**Task:**
Only a number is expected in reply: the number of lines below that include the word "data".
◆ ◆ ◆ ◆
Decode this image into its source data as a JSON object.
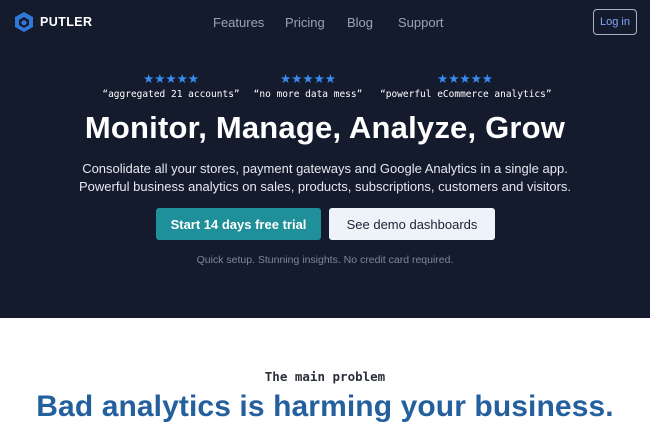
{
  "nav": {
    "brand": "PUTLER",
    "links": [
      "Features",
      "Pricing",
      "Blog",
      "Support"
    ],
    "login_label": "Log in"
  },
  "hero": {
    "reviews": [
      {
        "stars": "★★★★★",
        "quote": "“aggregated 21 accounts”"
      },
      {
        "stars": "★★★★★",
        "quote": "“no more data mess”"
      },
      {
        "stars": "★★★★★",
        "quote": "“powerful eCommerce analytics”"
      }
    ],
    "headline": "Monitor, Manage, Analyze, Grow",
    "subtitle_line1": "Consolidate all your stores, payment gateways and Google Analytics in a single app.",
    "subtitle_line2": "Powerful business analytics on sales, products, subscriptions, customers and visitors.",
    "primary_cta": "Start 14 days free trial",
    "secondary_cta": "See demo dashboards",
    "note": "Quick setup. Stunning insights. No credit card required."
  },
  "problem": {
    "kicker": "The main problem",
    "title": "Bad analytics is harming your business."
  },
  "colors": {
    "hero_bg": "#141b2d",
    "accent_teal": "#1f8f9a",
    "star_blue": "#3a8bf0",
    "title_blue": "#25609e"
  }
}
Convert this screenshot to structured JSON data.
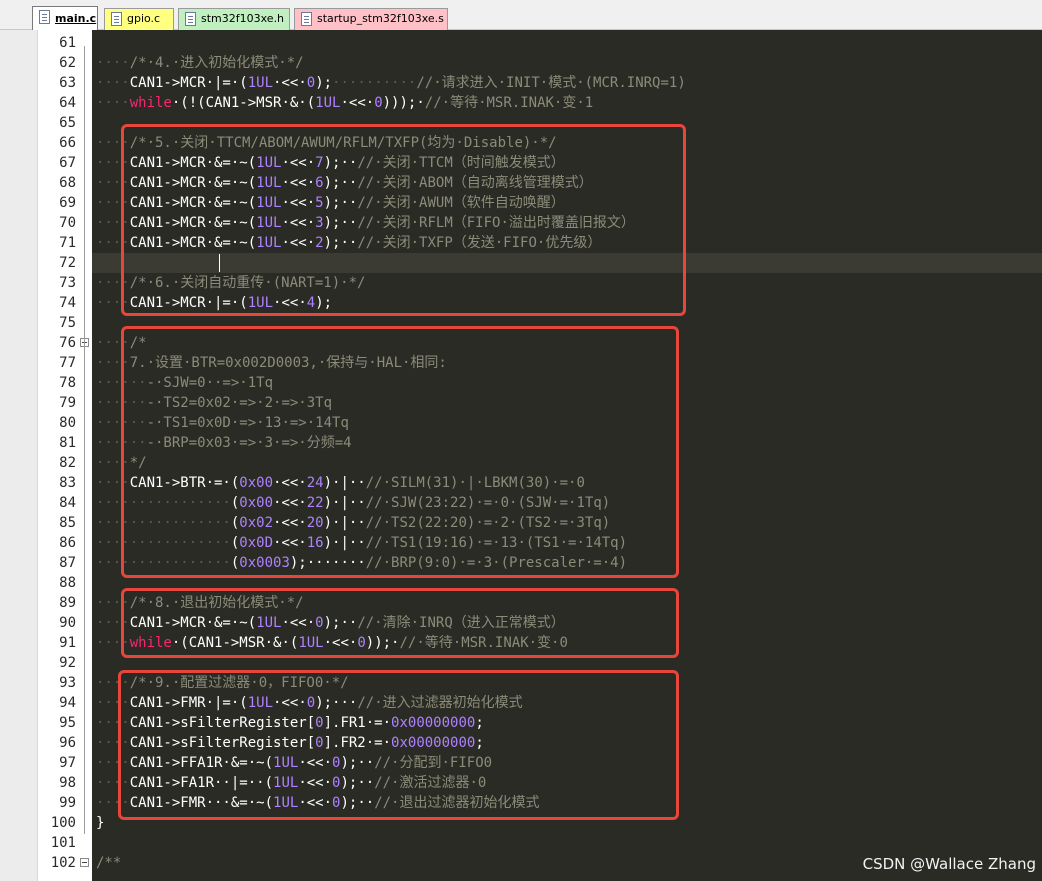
{
  "tabs": [
    {
      "label": "main.c",
      "active": true,
      "color": "#ffffff"
    },
    {
      "label": "gpio.c",
      "active": false,
      "color": "#ffff80"
    },
    {
      "label": "stm32f103xe.h",
      "active": false,
      "color": "#c0f0c0"
    },
    {
      "label": "startup_stm32f103xe.s",
      "active": false,
      "color": "#ffc0c8"
    }
  ],
  "colors": {
    "editor_bg": "#2b2b25",
    "comment": "#8b8b7a",
    "keyword": "#f92672",
    "number": "#ae81ff",
    "text": "#ffffff",
    "highlight_box": "#e8463a"
  },
  "lines": [
    {
      "n": "61",
      "t": []
    },
    {
      "n": "62",
      "t": [
        [
          "ws",
          "····"
        ],
        [
          "c",
          "/*·4.·进入初始化模式·*/"
        ]
      ]
    },
    {
      "n": "63",
      "t": [
        [
          "ws",
          "····"
        ],
        [
          "",
          "CAN1->MCR·|=·("
        ],
        [
          "n",
          "1UL"
        ],
        [
          "",
          "·<<·"
        ],
        [
          "n",
          "0"
        ],
        [
          "",
          ");"
        ],
        [
          "ws",
          "··········"
        ],
        [
          "c",
          "//·请求进入·INIT·模式·(MCR.INRQ=1)"
        ]
      ]
    },
    {
      "n": "64",
      "t": [
        [
          "ws",
          "····"
        ],
        [
          "k",
          "while"
        ],
        [
          "",
          "·(!(CAN1->MSR·&·("
        ],
        [
          "n",
          "1UL"
        ],
        [
          "",
          "·<<·"
        ],
        [
          "n",
          "0"
        ],
        [
          "",
          ")));·"
        ],
        [
          "c",
          "//·等待·MSR.INAK·变·1"
        ]
      ]
    },
    {
      "n": "65",
      "t": []
    },
    {
      "n": "66",
      "t": [
        [
          "ws",
          "····"
        ],
        [
          "c",
          "/*·5.·关闭·TTCM/ABOM/AWUM/RFLM/TXFP(均为·Disable)·*/"
        ]
      ]
    },
    {
      "n": "67",
      "t": [
        [
          "ws",
          "····"
        ],
        [
          "",
          "CAN1->MCR·&=·~("
        ],
        [
          "n",
          "1UL"
        ],
        [
          "",
          "·<<·"
        ],
        [
          "n",
          "7"
        ],
        [
          "",
          ");··"
        ],
        [
          "c",
          "//·关闭·TTCM（时间触发模式）"
        ]
      ]
    },
    {
      "n": "68",
      "t": [
        [
          "ws",
          "····"
        ],
        [
          "",
          "CAN1->MCR·&=·~("
        ],
        [
          "n",
          "1UL"
        ],
        [
          "",
          "·<<·"
        ],
        [
          "n",
          "6"
        ],
        [
          "",
          ");··"
        ],
        [
          "c",
          "//·关闭·ABOM（自动离线管理模式）"
        ]
      ]
    },
    {
      "n": "69",
      "t": [
        [
          "ws",
          "····"
        ],
        [
          "",
          "CAN1->MCR·&=·~("
        ],
        [
          "n",
          "1UL"
        ],
        [
          "",
          "·<<·"
        ],
        [
          "n",
          "5"
        ],
        [
          "",
          ");··"
        ],
        [
          "c",
          "//·关闭·AWUM（软件自动唤醒）"
        ]
      ]
    },
    {
      "n": "70",
      "t": [
        [
          "ws",
          "····"
        ],
        [
          "",
          "CAN1->MCR·&=·~("
        ],
        [
          "n",
          "1UL"
        ],
        [
          "",
          "·<<·"
        ],
        [
          "n",
          "3"
        ],
        [
          "",
          ");··"
        ],
        [
          "c",
          "//·关闭·RFLM（FIFO·溢出时覆盖旧报文）"
        ]
      ]
    },
    {
      "n": "71",
      "t": [
        [
          "ws",
          "····"
        ],
        [
          "",
          "CAN1->MCR·&=·~("
        ],
        [
          "n",
          "1UL"
        ],
        [
          "",
          "·<<·"
        ],
        [
          "n",
          "2"
        ],
        [
          "",
          ");··"
        ],
        [
          "c",
          "//·关闭·TXFP（发送·FIFO·优先级）"
        ]
      ]
    },
    {
      "n": "72",
      "t": [],
      "current": true
    },
    {
      "n": "73",
      "t": [
        [
          "ws",
          "····"
        ],
        [
          "c",
          "/*·6.·关闭自动重传·(NART=1)·*/"
        ]
      ]
    },
    {
      "n": "74",
      "t": [
        [
          "ws",
          "····"
        ],
        [
          "",
          "CAN1->MCR·|=·("
        ],
        [
          "n",
          "1UL"
        ],
        [
          "",
          "·<<·"
        ],
        [
          "n",
          "4"
        ],
        [
          "",
          ");"
        ]
      ]
    },
    {
      "n": "75",
      "t": []
    },
    {
      "n": "76",
      "t": [
        [
          "ws",
          "····"
        ],
        [
          "c",
          "/*"
        ]
      ],
      "fold": true
    },
    {
      "n": "77",
      "t": [
        [
          "ws",
          "····"
        ],
        [
          "c",
          "7.·设置·BTR=0x002D0003,·保持与·HAL·相同:"
        ]
      ]
    },
    {
      "n": "78",
      "t": [
        [
          "ws",
          "······"
        ],
        [
          "c",
          "-·SJW=0··=>·1Tq"
        ]
      ]
    },
    {
      "n": "79",
      "t": [
        [
          "ws",
          "······"
        ],
        [
          "c",
          "-·TS2=0x02·=>·2·=>·3Tq"
        ]
      ]
    },
    {
      "n": "80",
      "t": [
        [
          "ws",
          "······"
        ],
        [
          "c",
          "-·TS1=0x0D·=>·13·=>·14Tq"
        ]
      ]
    },
    {
      "n": "81",
      "t": [
        [
          "ws",
          "······"
        ],
        [
          "c",
          "-·BRP=0x03·=>·3·=>·分频=4"
        ]
      ]
    },
    {
      "n": "82",
      "t": [
        [
          "ws",
          "····"
        ],
        [
          "c",
          "*/"
        ]
      ]
    },
    {
      "n": "83",
      "t": [
        [
          "ws",
          "····"
        ],
        [
          "",
          "CAN1->BTR·=·("
        ],
        [
          "n",
          "0x00"
        ],
        [
          "",
          "·<<·"
        ],
        [
          "n",
          "24"
        ],
        [
          "",
          ")·|··"
        ],
        [
          "c",
          "//·SILM(31)·|·LBKM(30)·=·0"
        ]
      ]
    },
    {
      "n": "84",
      "t": [
        [
          "ws",
          "················"
        ],
        [
          "",
          "("
        ],
        [
          "n",
          "0x00"
        ],
        [
          "",
          "·<<·"
        ],
        [
          "n",
          "22"
        ],
        [
          "",
          ")·|··"
        ],
        [
          "c",
          "//·SJW(23:22)·=·0·(SJW·=·1Tq)"
        ]
      ]
    },
    {
      "n": "85",
      "t": [
        [
          "ws",
          "················"
        ],
        [
          "",
          "("
        ],
        [
          "n",
          "0x02"
        ],
        [
          "",
          "·<<·"
        ],
        [
          "n",
          "20"
        ],
        [
          "",
          ")·|··"
        ],
        [
          "c",
          "//·TS2(22:20)·=·2·(TS2·=·3Tq)"
        ]
      ]
    },
    {
      "n": "86",
      "t": [
        [
          "ws",
          "················"
        ],
        [
          "",
          "("
        ],
        [
          "n",
          "0x0D"
        ],
        [
          "",
          "·<<·"
        ],
        [
          "n",
          "16"
        ],
        [
          "",
          ")·|··"
        ],
        [
          "c",
          "//·TS1(19:16)·=·13·(TS1·=·14Tq)"
        ]
      ]
    },
    {
      "n": "87",
      "t": [
        [
          "ws",
          "················"
        ],
        [
          "",
          "("
        ],
        [
          "n",
          "0x0003"
        ],
        [
          "",
          ");·······"
        ],
        [
          "c",
          "//·BRP(9:0)·=·3·(Prescaler·=·4)"
        ]
      ]
    },
    {
      "n": "88",
      "t": []
    },
    {
      "n": "89",
      "t": [
        [
          "ws",
          "····"
        ],
        [
          "c",
          "/*·8.·退出初始化模式·*/"
        ]
      ]
    },
    {
      "n": "90",
      "t": [
        [
          "ws",
          "····"
        ],
        [
          "",
          "CAN1->MCR·&=·~("
        ],
        [
          "n",
          "1UL"
        ],
        [
          "",
          "·<<·"
        ],
        [
          "n",
          "0"
        ],
        [
          "",
          ");··"
        ],
        [
          "c",
          "//·清除·INRQ（进入正常模式）"
        ]
      ]
    },
    {
      "n": "91",
      "t": [
        [
          "ws",
          "····"
        ],
        [
          "k",
          "while"
        ],
        [
          "",
          "·(CAN1->MSR·&·("
        ],
        [
          "n",
          "1UL"
        ],
        [
          "",
          "·<<·"
        ],
        [
          "n",
          "0"
        ],
        [
          "",
          "));·"
        ],
        [
          "c",
          "//·等待·MSR.INAK·变·0"
        ]
      ]
    },
    {
      "n": "92",
      "t": []
    },
    {
      "n": "93",
      "t": [
        [
          "ws",
          "····"
        ],
        [
          "c",
          "/*·9.·配置过滤器·0，FIFO0·*/"
        ]
      ]
    },
    {
      "n": "94",
      "t": [
        [
          "ws",
          "····"
        ],
        [
          "",
          "CAN1->FMR·|=·("
        ],
        [
          "n",
          "1UL"
        ],
        [
          "",
          "·<<·"
        ],
        [
          "n",
          "0"
        ],
        [
          "",
          ");···"
        ],
        [
          "c",
          "//·进入过滤器初始化模式"
        ]
      ]
    },
    {
      "n": "95",
      "t": [
        [
          "ws",
          "····"
        ],
        [
          "",
          "CAN1->sFilterRegister["
        ],
        [
          "n",
          "0"
        ],
        [
          "",
          "].FR1·=·"
        ],
        [
          "n",
          "0x00000000"
        ],
        [
          "",
          ";"
        ]
      ]
    },
    {
      "n": "96",
      "t": [
        [
          "ws",
          "····"
        ],
        [
          "",
          "CAN1->sFilterRegister["
        ],
        [
          "n",
          "0"
        ],
        [
          "",
          "].FR2·=·"
        ],
        [
          "n",
          "0x00000000"
        ],
        [
          "",
          ";"
        ]
      ]
    },
    {
      "n": "97",
      "t": [
        [
          "ws",
          "····"
        ],
        [
          "",
          "CAN1->FFA1R·&=·~("
        ],
        [
          "n",
          "1UL"
        ],
        [
          "",
          "·<<·"
        ],
        [
          "n",
          "0"
        ],
        [
          "",
          ");··"
        ],
        [
          "c",
          "//·分配到·FIFO0"
        ]
      ]
    },
    {
      "n": "98",
      "t": [
        [
          "ws",
          "····"
        ],
        [
          "",
          "CAN1->FA1R··|=··("
        ],
        [
          "n",
          "1UL"
        ],
        [
          "",
          "·<<·"
        ],
        [
          "n",
          "0"
        ],
        [
          "",
          ");··"
        ],
        [
          "c",
          "//·激活过滤器·0"
        ]
      ]
    },
    {
      "n": "99",
      "t": [
        [
          "ws",
          "····"
        ],
        [
          "",
          "CAN1->FMR···&=·~("
        ],
        [
          "n",
          "1UL"
        ],
        [
          "",
          "·<<·"
        ],
        [
          "n",
          "0"
        ],
        [
          "",
          ");··"
        ],
        [
          "c",
          "//·退出过滤器初始化模式"
        ]
      ]
    },
    {
      "n": "100",
      "t": [
        [
          "",
          "}"
        ]
      ]
    },
    {
      "n": "101",
      "t": []
    },
    {
      "n": "102",
      "t": [
        [
          "c",
          "/**"
        ]
      ],
      "fold": true
    }
  ],
  "watermark": "CSDN @Wallace Zhang"
}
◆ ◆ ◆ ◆
**Worked solution:**
3